Step 6. Make Your Data Accessible

6. Make Your Data Accessible

Individuals have a right to access their personal data through Subject Access Requests (SAR), which are written, signed requests from individuals to access the data you hold on them. The GDPR makes the following changes to the data access and the SAR regime:


An organisation will not be able to charge for complying with a request unless the request is ‘manifestly unfounded or excessive’. The data controller may charge a reasonable administrative-cost fee if further copies are requested.

Excessive Requests

If a request is ‘manifestly unfounded or excessive’, the data controller can charge a fee or refuse to respond. In this situation the data controller must be able to provide evidence of why the request is ‘manifestly unfounded or excessive’.

Electronic Access

It must be possible to make requests electronically, such as over email. When a request is made electronically, the information should be provided in a commonly-used electronic form, unless otherwise requested by the individual.

Content of Response

The request should allow the individual to know what information is held about them and what processing is being carried out. In responding to a request, data controllers may need to provide further information such as the relevant data retention period and the right to have inaccurate data corrected.

Time to Respond

The data controller must respond to these requests within a month, with a possibility to extend this period for particularly complex requests. Under the Data Protection Act (DPA), the response time is 40 days.

Right to Withhold

Data controllers can withhold personal data if disclosing it would ‘adversely affect the rights and freedoms of others’. This is reflective of the current position under the DPA. The recitals to the GDPR note that this could extend to intellectual property rights and trade secrets. Member States may introduce further examples such as legal privilege.

How does this impact your business?

It will generally be free for individuals to make SARs and individuals will be entitled to receive the information in an electronic format. Therefore, you will need to set up processes to ensure your business can handle an increase in SAR and respond within the 30-day timeframe required by the GDPR. Also, your business will have to deal with requests more quickly, as well as providing additional information.

What actions should you take to prepare?

  • Update your procedures and plan how you will handle SARs and provide any additional information within the new timescales.

  • Develop template response letters to ensure that all elements of a response to a SAR is GDPR compliant.

  • Assess your business’s ability to quickly isolate data belonging to a specific individual and to provide data in compliance with the GDPR’s format obligations.
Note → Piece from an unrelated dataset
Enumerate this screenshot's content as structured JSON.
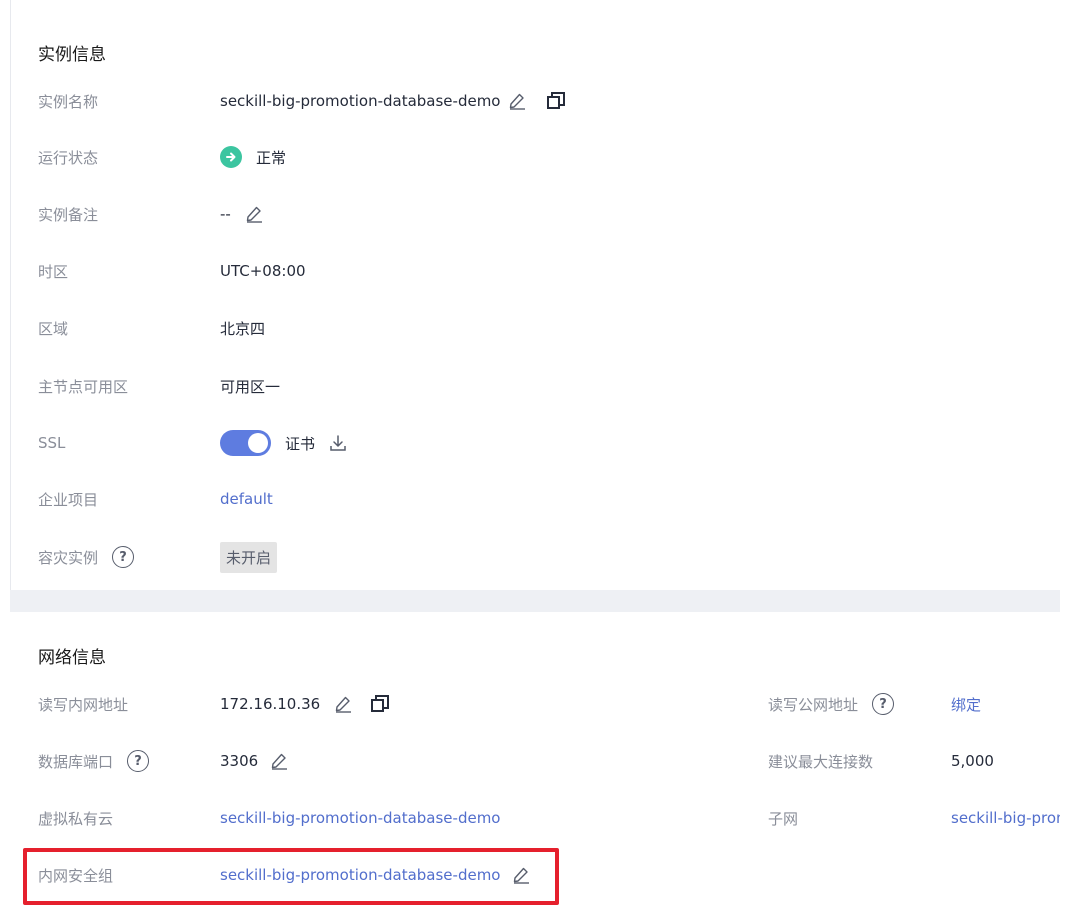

  • Ensure that employees are trained to quickly recognise and response appropriately to SARs.

  • Consider putting a ‘data subject access portal’ in place allowing an individual to access their information easily online and minimising cost for the data controller dealing with the SAR.

If your business handles a large number of SARs, the impact of the changes could be considerable. Taking steps to organise the approach to SARs will help your business to comply with the GDPR.